One point that emerged in the talk of LIU Jitong centered on his role in working with a Chinese ministry to expand the national network of social workers/counselors. He indicated that within the next few years, part of his task was to develop programs for these professionals that would include spiritual sensitivity training. This is a significant modification to the typical Chinese training and will be intriguing to watch as it emerges.
Across the presentations and external discussions, it became clear that Freudian and Transpersonal psychological positions were well represented in the Chinese training. If this is true beyond the small sample of faculty and students with whom we interacted, then it represents a theoretical divergence since these orientations are embraced by a minority of U.S. psychologists.
The Chinese hosts graciously arranged for our delegation to visit three important sites. The first site was the Yong He Gong Lamasery, one of the largest and most important Tibetan Buddhist monasteries. The Abbott (referred to as Abbott HU) is a Tibetan who has been in Beijing for many years. WEI Dedong has taught courses here for quite some time and is clearly a close friend of the Abbott. We had a roughly 15 minute, translated conversation with the Abbott in his private meeting room. There were multiple points of contact that could have been easily expanded upon had time been available.
The second site was a Catholic Church (founded in the early 1600s) popularly known as the nantang, literally meaning "the south church." The priest's name is ZHEN Xuebin and nun's family is YIN. She is of Manchu ethnic minority but adopts a Chinese name of Han nationality as most of the ethnic minority people do.
The third site we visited was a Taoist monastery known as Baiyun Guan, literally meaning "white cloud monastery." A Taoist scholar or scholar-practitioner (Dr. YIN) spoke with us for roughly 30 minutes on the history of the monastery and its current position within the society. WEI Dedong has taught courses in this location as well.
In each of these locations, the delegation benefited greatly from ample time for discussion with the various leaders about the state of mental health care and the ways in which Division 36 might be able to support the current work.

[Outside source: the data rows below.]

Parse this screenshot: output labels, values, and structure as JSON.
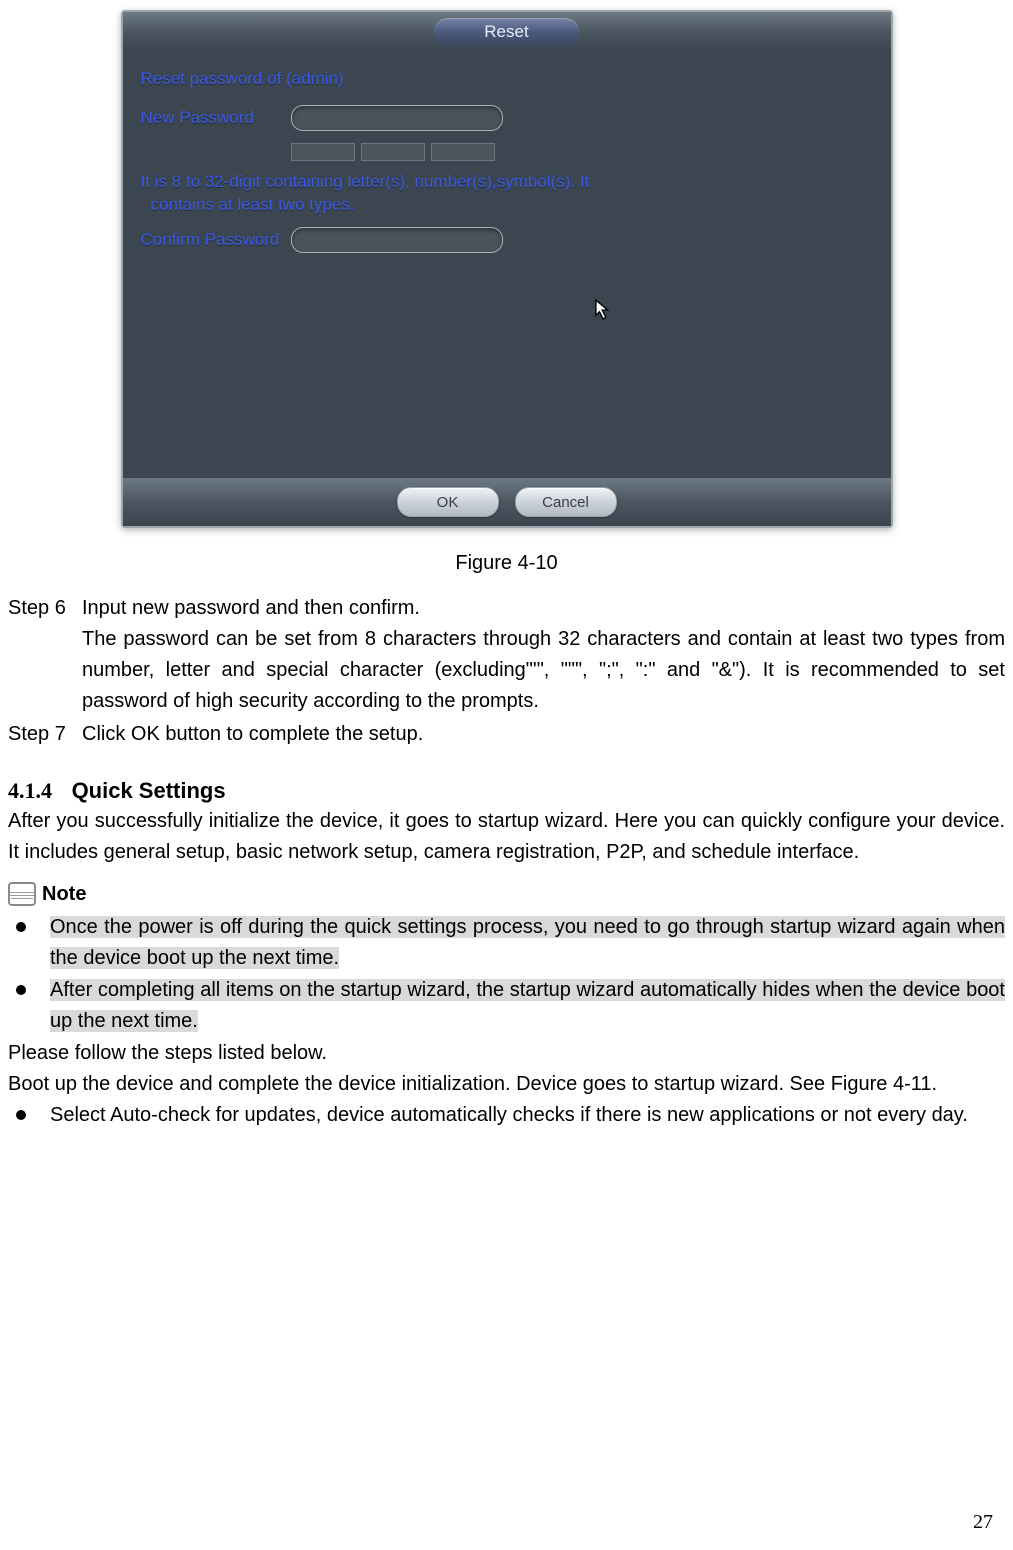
{
  "dialog": {
    "title": "Reset",
    "heading": "Reset password of (admin)",
    "new_password_label": "New Password",
    "hint_line1": "It is 8 to 32-digit containing letter(s), number(s),symbol(s). It",
    "hint_line2": "contains at least two types.",
    "confirm_label": "Confirm Password",
    "ok_label": "OK",
    "cancel_label": "Cancel"
  },
  "figure_caption": "Figure 4-10",
  "steps": {
    "step6_label": "Step 6",
    "step6_line1": "Input new password and then confirm.",
    "step6_line2": "The password can be set from 8 characters through 32 characters and contain at least two types from number, letter and special character (excluding\"'\", \"\"\", \";\", \":\" and \"&\"). It is recommended to set password of high security according to the prompts.",
    "step7_label": "Step 7",
    "step7_text": "Click OK button to complete the setup."
  },
  "section": {
    "number": "4.1.4",
    "title": "Quick Settings",
    "intro": "After you successfully initialize the device, it goes to startup wizard. Here you can quickly configure your device. It includes general setup, basic network setup, camera registration, P2P, and schedule interface."
  },
  "note": {
    "label": "Note",
    "bullets": [
      "Once the power is off during the quick settings process, you need to go through startup wizard again when the device boot up the next time.",
      "After completing all items on the startup wizard, the startup wizard automatically hides when the device boot up the next time."
    ]
  },
  "followup": {
    "line1": "Please follow the steps listed below.",
    "line2": "Boot up the device and complete the device initialization. Device goes to startup wizard. See Figure 4-11.",
    "bullet": "Select Auto-check for updates, device automatically checks if there is new applications or not every day."
  },
  "page_number": "27"
}
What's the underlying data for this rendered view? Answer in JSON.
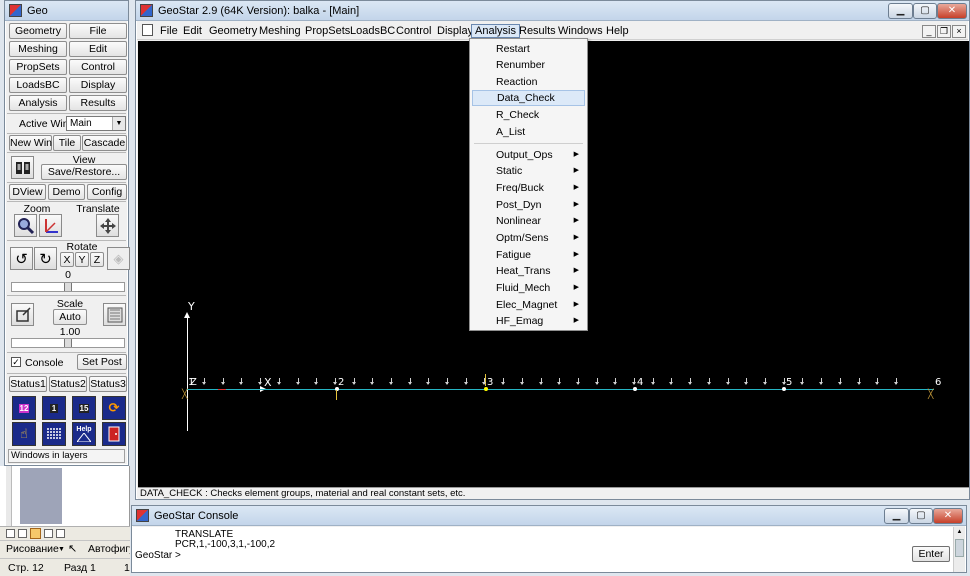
{
  "palette": {
    "title": "Geo",
    "row_buttons": [
      [
        "Geometry",
        "File"
      ],
      [
        "Meshing",
        "Edit"
      ],
      [
        "PropSets",
        "Control"
      ],
      [
        "LoadsBC",
        "Display"
      ],
      [
        "Analysis",
        "Results"
      ]
    ],
    "active_win_label": "Active Win",
    "active_win_value": "Main",
    "new_win": "New Win",
    "tile": "Tile",
    "cascade": "Cascade",
    "view_label": "View",
    "save_restore": "Save/Restore...",
    "dview": "DView",
    "demo": "Demo",
    "config": "Config",
    "zoom_label": "Zoom",
    "translate_label": "Translate",
    "rotate_label": "Rotate",
    "rotate_axes": [
      "X",
      "Y",
      "Z"
    ],
    "rotate_value": "0",
    "scale_label": "Scale",
    "scale_auto": "Auto",
    "scale_value": "1.00",
    "console_label": "Console",
    "console_checked": true,
    "set_post": "Set Post",
    "status_buttons": [
      "Status1",
      "Status2",
      "Status3"
    ],
    "tool_icons": [
      "12",
      "1",
      "15",
      "",
      "",
      "",
      "Help",
      ""
    ],
    "footer": "Windows in layers"
  },
  "main": {
    "title": "GeoStar 2.9 (64K Version): balka - [Main]",
    "menu": [
      "File",
      "Edit",
      "Geometry",
      "Meshing",
      "PropSets",
      "LoadsBC",
      "Control",
      "Display",
      "Analysis",
      "Results",
      "Windows",
      "Help"
    ],
    "active_menu": "Analysis",
    "status_text": "DATA_CHECK : Checks element groups, material and real constant sets, etc."
  },
  "analysis_menu": {
    "items_top": [
      "Restart",
      "Renumber",
      "Reaction",
      "Data_Check",
      "R_Check",
      "A_List"
    ],
    "highlighted": "Data_Check",
    "items_sub": [
      "Output_Ops",
      "Static",
      "Freq/Buck",
      "Post_Dyn",
      "Nonlinear",
      "Optm/Sens",
      "Fatigue",
      "Heat_Trans",
      "Fluid_Mech",
      "Elec_Magnet",
      "HF_Emag"
    ]
  },
  "model": {
    "axis_y": "Y",
    "axis_x": "X",
    "axis_origin": "Z",
    "node_labels": [
      "1",
      "2",
      "3",
      "4",
      "5",
      "6"
    ],
    "beam_color": "#26b5c4"
  },
  "console": {
    "title": "GeoStar Console",
    "lines": [
      "TRANSLATE",
      "PCR,1,-100,3,1,-100,2"
    ],
    "prompt": "GeoStar >",
    "enter": "Enter"
  },
  "word_bar": {
    "drawing": "Рисование",
    "autoshapes": "Автофигу",
    "page": "Стр. 12",
    "section": "Разд 1",
    "extra": "1"
  }
}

Among other outcomes of the conference, WEI Dedong and ZHU Caifang are coordinating translation of the papers by the U.S. scholars into Mandarin for subsequent publication through Renmin University Press. This particular venture suggests great promise for additional interaction between Division 36, APA generally and these Chinese universities. We hope this brief report encourages you to work through your Division as well to become more involved in international interactions with China and elsewhere.